#### Records for the exercise
........

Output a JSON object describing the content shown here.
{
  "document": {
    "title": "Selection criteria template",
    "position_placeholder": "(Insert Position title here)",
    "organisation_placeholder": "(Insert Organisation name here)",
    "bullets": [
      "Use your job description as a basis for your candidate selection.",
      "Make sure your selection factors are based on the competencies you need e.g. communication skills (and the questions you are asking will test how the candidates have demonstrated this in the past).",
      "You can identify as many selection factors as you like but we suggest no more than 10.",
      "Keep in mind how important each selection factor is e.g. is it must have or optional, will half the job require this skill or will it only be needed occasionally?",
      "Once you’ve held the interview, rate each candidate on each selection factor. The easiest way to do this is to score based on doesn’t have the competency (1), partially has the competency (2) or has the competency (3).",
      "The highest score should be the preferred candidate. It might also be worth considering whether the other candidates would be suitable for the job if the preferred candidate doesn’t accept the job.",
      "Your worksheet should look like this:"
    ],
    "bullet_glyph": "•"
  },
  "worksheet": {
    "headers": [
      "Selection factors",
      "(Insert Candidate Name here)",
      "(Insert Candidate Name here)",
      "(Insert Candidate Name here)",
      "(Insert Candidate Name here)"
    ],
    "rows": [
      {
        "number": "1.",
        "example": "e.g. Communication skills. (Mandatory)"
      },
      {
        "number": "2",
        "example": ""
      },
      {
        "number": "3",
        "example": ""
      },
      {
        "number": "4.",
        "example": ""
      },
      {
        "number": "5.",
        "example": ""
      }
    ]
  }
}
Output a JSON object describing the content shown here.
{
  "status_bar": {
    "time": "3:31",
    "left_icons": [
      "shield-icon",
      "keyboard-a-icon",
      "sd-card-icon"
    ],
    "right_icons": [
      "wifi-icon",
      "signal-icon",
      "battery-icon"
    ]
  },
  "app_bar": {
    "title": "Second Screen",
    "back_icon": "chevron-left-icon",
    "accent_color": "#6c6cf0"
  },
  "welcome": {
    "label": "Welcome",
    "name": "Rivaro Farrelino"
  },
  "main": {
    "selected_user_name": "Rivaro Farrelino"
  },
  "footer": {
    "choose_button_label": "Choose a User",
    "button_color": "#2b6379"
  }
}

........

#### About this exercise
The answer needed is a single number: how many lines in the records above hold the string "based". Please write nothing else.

#### Response to the exercise
2